Even the confirmed deaths – 156 turtles, 12 dolphins and 23 oiled birds – have not all been attributed to oil or the chemicals used to disperse it. Tests results are still out.
For example, an average of 47 sea turtles are reported stranded along the Gulf Coast in May, based on a five-year average, agency representatives said. The range is 15 to 80 in May of each year.
In a meeting at the spill response headquarters in Robert, La., officials from the U.S. Fish and Wildlife Service, NOAA and the National Park Service told reporters that estimating the dead is impossible because it’s difficult to observe what’s happening so far off shore, where the oil is entering the Gulf.
Never miss a local story.
And guessing at what the scope of the disaster will be in years to come is difficult.
NOAA’s Steve Murawski said there are animals and birds that will succumb to the volatile and toxic elements of the crude and die immediately. There likely will be upland and sensitive areas affected when the oil comes ashore. And in the long run, there could be a decline in the populations of predators that eat oiled animals.
Migratory birds and thousands of other species will be affected, they said.
But the primary concern now is the fate of mammals and turtles near the slick that need to come to the surface to breath.
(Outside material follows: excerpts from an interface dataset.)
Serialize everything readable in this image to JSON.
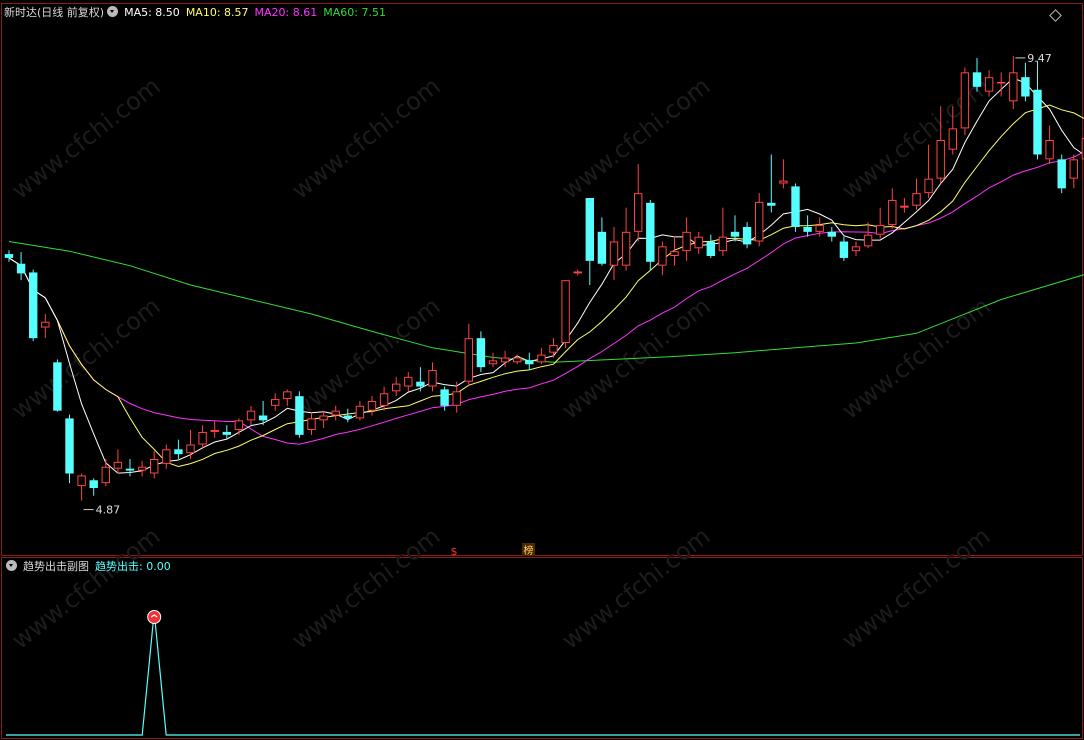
{
  "header": {
    "title": "新时达(日线 前复权)",
    "ma_items": [
      {
        "label": "MA5: 8.50",
        "color": "#ffffff"
      },
      {
        "label": "MA10: 8.57",
        "color": "#ffff66"
      },
      {
        "label": "MA20: 8.61",
        "color": "#ff33ff"
      },
      {
        "label": "MA60: 7.51",
        "color": "#33dd33"
      }
    ]
  },
  "sub_header": {
    "title": "趋势出击副图",
    "value_label": "趋势出击: 0.00",
    "value_color": "#55ffff"
  },
  "markers": {
    "s_mark": "$",
    "bang_mark": "榜"
  },
  "watermark": "www.cfchi.com",
  "chart_data": {
    "type": "candlestick",
    "price_range": [
      4.4,
      9.8
    ],
    "up_color": "#ff4444",
    "down_color": "#55ffff",
    "annotations": {
      "high": "9.47",
      "low": "4.87"
    },
    "candles": [
      [
        7.42,
        7.38,
        7.46,
        7.34
      ],
      [
        7.32,
        7.22,
        7.44,
        7.15
      ],
      [
        7.23,
        6.55,
        7.26,
        6.52
      ],
      [
        6.66,
        6.72,
        6.8,
        6.55
      ],
      [
        6.3,
        5.8,
        6.33,
        5.79
      ],
      [
        5.72,
        5.15,
        5.76,
        5.05
      ],
      [
        5.02,
        5.13,
        5.15,
        4.87
      ],
      [
        5.08,
        5.0,
        5.1,
        4.92
      ],
      [
        5.05,
        5.22,
        5.3,
        5.02
      ],
      [
        5.2,
        5.27,
        5.4,
        5.15
      ],
      [
        5.2,
        5.18,
        5.3,
        5.12
      ],
      [
        5.18,
        5.22,
        5.28,
        5.12
      ],
      [
        5.15,
        5.3,
        5.38,
        5.1
      ],
      [
        5.25,
        5.4,
        5.45,
        5.2
      ],
      [
        5.4,
        5.35,
        5.5,
        5.3
      ],
      [
        5.36,
        5.45,
        5.6,
        5.3
      ],
      [
        5.45,
        5.58,
        5.65,
        5.4
      ],
      [
        5.58,
        5.6,
        5.7,
        5.52
      ],
      [
        5.58,
        5.55,
        5.65,
        5.5
      ],
      [
        5.6,
        5.7,
        5.72,
        5.55
      ],
      [
        5.7,
        5.8,
        5.85,
        5.65
      ],
      [
        5.75,
        5.7,
        5.9,
        5.65
      ],
      [
        5.85,
        5.92,
        5.98,
        5.8
      ],
      [
        5.92,
        6.0,
        6.02,
        5.85
      ],
      [
        5.95,
        5.55,
        6.0,
        5.52
      ],
      [
        5.6,
        5.72,
        5.78,
        5.55
      ],
      [
        5.7,
        5.75,
        5.8,
        5.62
      ],
      [
        5.75,
        5.8,
        5.85,
        5.7
      ],
      [
        5.75,
        5.72,
        5.82,
        5.68
      ],
      [
        5.72,
        5.85,
        5.9,
        5.7
      ],
      [
        5.8,
        5.9,
        5.95,
        5.75
      ],
      [
        5.85,
        5.98,
        6.05,
        5.8
      ],
      [
        6.0,
        6.08,
        6.15,
        5.95
      ],
      [
        6.05,
        6.15,
        6.2,
        6.0
      ],
      [
        6.1,
        6.05,
        6.25,
        6.0
      ],
      [
        6.05,
        6.22,
        6.3,
        6.0
      ],
      [
        6.02,
        5.85,
        6.05,
        5.8
      ],
      [
        5.85,
        6.0,
        6.1,
        5.78
      ],
      [
        6.1,
        6.55,
        6.7,
        6.05
      ],
      [
        6.55,
        6.25,
        6.62,
        6.2
      ],
      [
        6.28,
        6.32,
        6.4,
        6.25
      ],
      [
        6.3,
        6.35,
        6.42,
        6.25
      ],
      [
        6.3,
        6.35,
        6.38,
        6.28
      ],
      [
        6.32,
        6.28,
        6.4,
        6.22
      ],
      [
        6.3,
        6.38,
        6.45,
        6.28
      ],
      [
        6.4,
        6.48,
        6.55,
        6.35
      ],
      [
        6.5,
        7.15,
        7.15,
        6.45
      ],
      [
        7.22,
        7.24,
        7.26,
        7.2
      ],
      [
        8.0,
        7.35,
        8.0,
        7.1
      ],
      [
        7.65,
        7.32,
        7.8,
        7.3
      ],
      [
        7.3,
        7.55,
        7.7,
        7.15
      ],
      [
        7.3,
        7.65,
        7.9,
        7.25
      ],
      [
        7.65,
        8.05,
        8.35,
        7.55
      ],
      [
        7.95,
        7.34,
        7.98,
        7.25
      ],
      [
        7.3,
        7.5,
        7.55,
        7.2
      ],
      [
        7.4,
        7.45,
        7.6,
        7.3
      ],
      [
        7.45,
        7.65,
        7.8,
        7.35
      ],
      [
        7.48,
        7.6,
        7.65,
        7.42
      ],
      [
        7.55,
        7.4,
        7.62,
        7.38
      ],
      [
        7.45,
        7.6,
        7.9,
        7.4
      ],
      [
        7.65,
        7.6,
        7.82,
        7.55
      ],
      [
        7.7,
        7.52,
        7.75,
        7.48
      ],
      [
        7.55,
        7.96,
        8.05,
        7.5
      ],
      [
        7.95,
        7.92,
        8.45,
        7.85
      ],
      [
        8.15,
        8.18,
        8.4,
        8.1
      ],
      [
        8.12,
        7.7,
        8.15,
        7.65
      ],
      [
        7.7,
        7.65,
        7.82,
        7.6
      ],
      [
        7.65,
        7.72,
        7.8,
        7.6
      ],
      [
        7.65,
        7.6,
        7.7,
        7.55
      ],
      [
        7.55,
        7.38,
        7.6,
        7.35
      ],
      [
        7.45,
        7.5,
        7.55,
        7.4
      ],
      [
        7.5,
        7.62,
        7.75,
        7.48
      ],
      [
        7.62,
        7.72,
        7.9,
        7.58
      ],
      [
        7.72,
        7.98,
        8.1,
        7.68
      ],
      [
        7.9,
        7.92,
        8.0,
        7.85
      ],
      [
        7.92,
        8.05,
        8.2,
        7.88
      ],
      [
        8.05,
        8.2,
        8.55,
        8.0
      ],
      [
        8.2,
        8.6,
        8.95,
        8.15
      ],
      [
        8.5,
        8.72,
        8.95,
        8.45
      ],
      [
        8.72,
        9.3,
        9.35,
        8.65
      ],
      [
        9.3,
        9.15,
        9.45,
        9.1
      ],
      [
        9.1,
        9.25,
        9.32,
        9.05
      ],
      [
        9.2,
        9.2,
        9.3,
        9.05
      ],
      [
        9.0,
        9.3,
        9.47,
        8.92
      ],
      [
        9.25,
        9.05,
        9.4,
        9.0
      ],
      [
        9.12,
        8.45,
        9.42,
        8.4
      ],
      [
        8.4,
        8.6,
        8.75,
        8.35
      ],
      [
        8.4,
        8.1,
        8.45,
        8.05
      ],
      [
        8.2,
        8.4,
        8.45,
        8.1
      ],
      [
        8.4,
        8.62,
        8.72,
        8.35
      ],
      [
        8.65,
        8.45,
        8.75,
        8.4
      ],
      [
        8.35,
        8.6,
        8.75,
        8.3
      ],
      [
        8.75,
        8.45,
        8.8,
        8.4
      ],
      [
        8.45,
        8.85,
        8.9,
        8.4
      ],
      [
        8.85,
        8.55,
        8.95,
        8.5
      ],
      [
        8.9,
        9.2,
        9.25,
        8.75
      ],
      [
        9.2,
        8.95,
        9.25,
        8.9
      ],
      [
        9.05,
        8.62,
        9.08,
        8.55
      ],
      [
        8.5,
        8.35,
        8.6,
        8.3
      ],
      [
        8.4,
        8.8,
        8.95,
        8.3
      ],
      [
        8.95,
        9.35,
        9.35,
        8.6
      ],
      [
        9.1,
        8.65,
        9.15,
        8.55
      ],
      [
        8.42,
        8.18,
        8.5,
        8.15
      ]
    ],
    "ma60_points": [
      [
        0,
        7.55
      ],
      [
        5,
        7.45
      ],
      [
        10,
        7.3
      ],
      [
        15,
        7.1
      ],
      [
        20,
        6.95
      ],
      [
        25,
        6.8
      ],
      [
        30,
        6.62
      ],
      [
        35,
        6.45
      ],
      [
        40,
        6.35
      ],
      [
        45,
        6.3
      ],
      [
        50,
        6.33
      ],
      [
        55,
        6.36
      ],
      [
        60,
        6.4
      ],
      [
        65,
        6.45
      ],
      [
        70,
        6.5
      ],
      [
        75,
        6.6
      ],
      [
        78,
        6.75
      ],
      [
        82,
        6.95
      ],
      [
        86,
        7.1
      ],
      [
        90,
        7.25
      ],
      [
        94,
        7.38
      ],
      [
        98,
        7.55
      ],
      [
        102,
        7.68
      ],
      [
        104,
        7.76
      ]
    ],
    "indicator": {
      "name": "趋势出击",
      "range": [
        0,
        1
      ],
      "signal_index": 12,
      "signal_value": 1
    }
  }
}
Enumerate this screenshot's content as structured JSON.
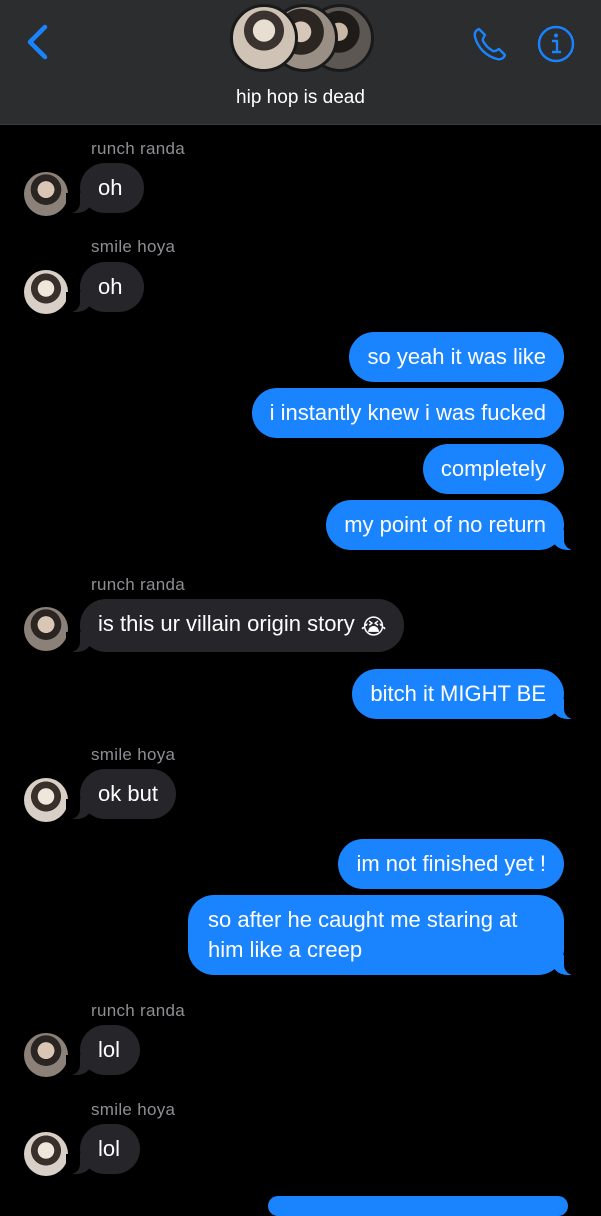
{
  "header": {
    "title": "hip hop is dead",
    "back_icon": "chevron-left-icon",
    "call_icon": "phone-icon",
    "info_icon": "info-icon",
    "accent_color": "#1a84ff"
  },
  "messages": [
    {
      "type": "in",
      "sender": "runch randa",
      "text": "oh"
    },
    {
      "type": "in",
      "sender": "smile hoya",
      "text": "oh"
    },
    {
      "type": "out",
      "text": "so yeah it was like"
    },
    {
      "type": "out",
      "text": "i instantly knew i was fucked"
    },
    {
      "type": "out",
      "text": "completely"
    },
    {
      "type": "out",
      "text": "my point of no return"
    },
    {
      "type": "in",
      "sender": "runch randa",
      "text": "is this ur villain origin story",
      "emoji": "😭"
    },
    {
      "type": "out",
      "text": "bitch it MIGHT BE"
    },
    {
      "type": "in",
      "sender": "smile hoya",
      "text": "ok but"
    },
    {
      "type": "out",
      "text": "im not finished yet !"
    },
    {
      "type": "out",
      "text": "so after he caught me staring at him like a creep"
    },
    {
      "type": "in",
      "sender": "runch randa",
      "text": "lol"
    },
    {
      "type": "in",
      "sender": "smile hoya",
      "text": "lol"
    }
  ],
  "colors": {
    "incoming_bubble": "#26252a",
    "outgoing_bubble": "#1a84ff",
    "background": "#000000",
    "sender_label": "#8e8e93"
  }
}
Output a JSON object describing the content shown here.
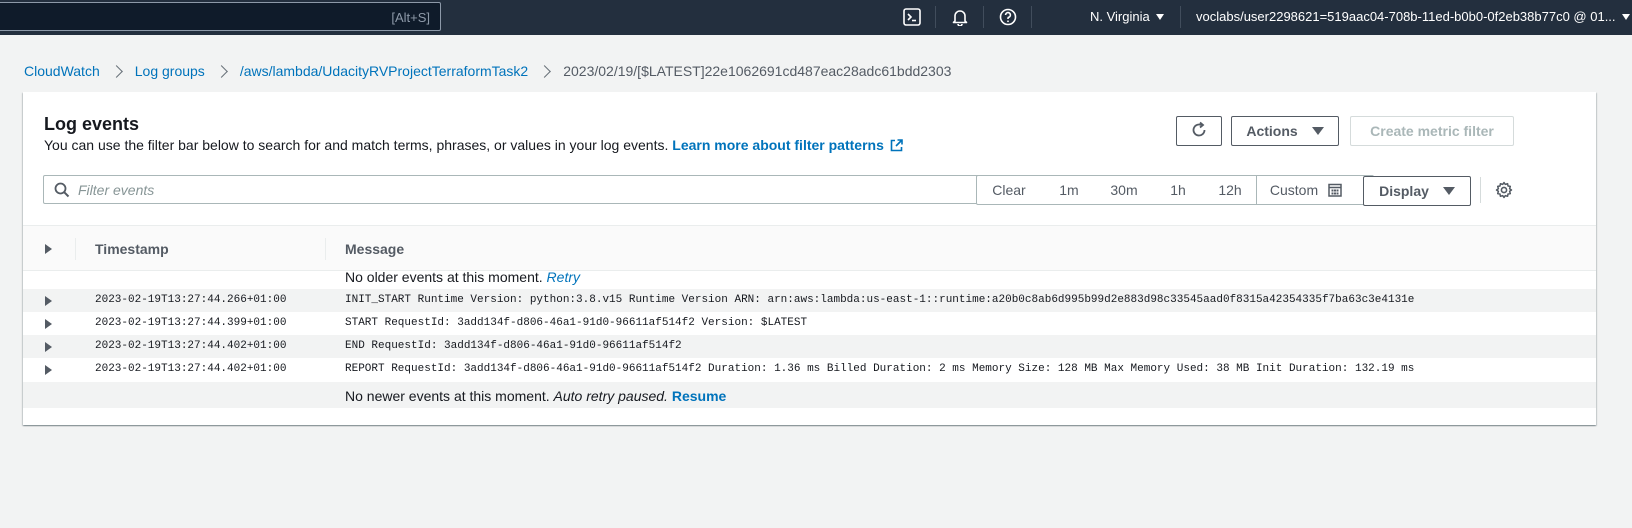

They are most at risk, and they’ve already been spotted swimming near the oil or in areas where dispersants have been used.
Whales, dolphins and sea turtles feed in the deep ocean canyons near the source of the oil gusher.
Beach-nesting shore birds like the least terms, skimmers and oyster catchers also are of primary concern, because oil on the beach would kill or injure them.
Seafood may not be as at-risk as one might think, they said. Fish and other seafood have a self-cleaning mechanism that will help purge oil toxins from their tissue before they become human food.
The Food and Drug Administration and the EPA are monitoring the seafood supply.
So far, 12 birds have been captured and of them, eight have been cleaned and four of those released.
“The visibly oiled birds is only a small part of our concern,” said Rowan Gould, acting director of the U.S. Fish and Wildlife Service. “What concerns us most is what we cannot see.”
Millions of birds that range across the western hemisphere, winter in the marshes along the Gulf and forage the same waters that has oil in it now.
“A lot of the birds are in the northern United States and Canada, that buys us some time,” said Ralph Morgenweck, senior science adviser with the U.S. Fish and Wildlife Service. “But this winter, when they return to their wintering grounds. They will be exposed to this spill.”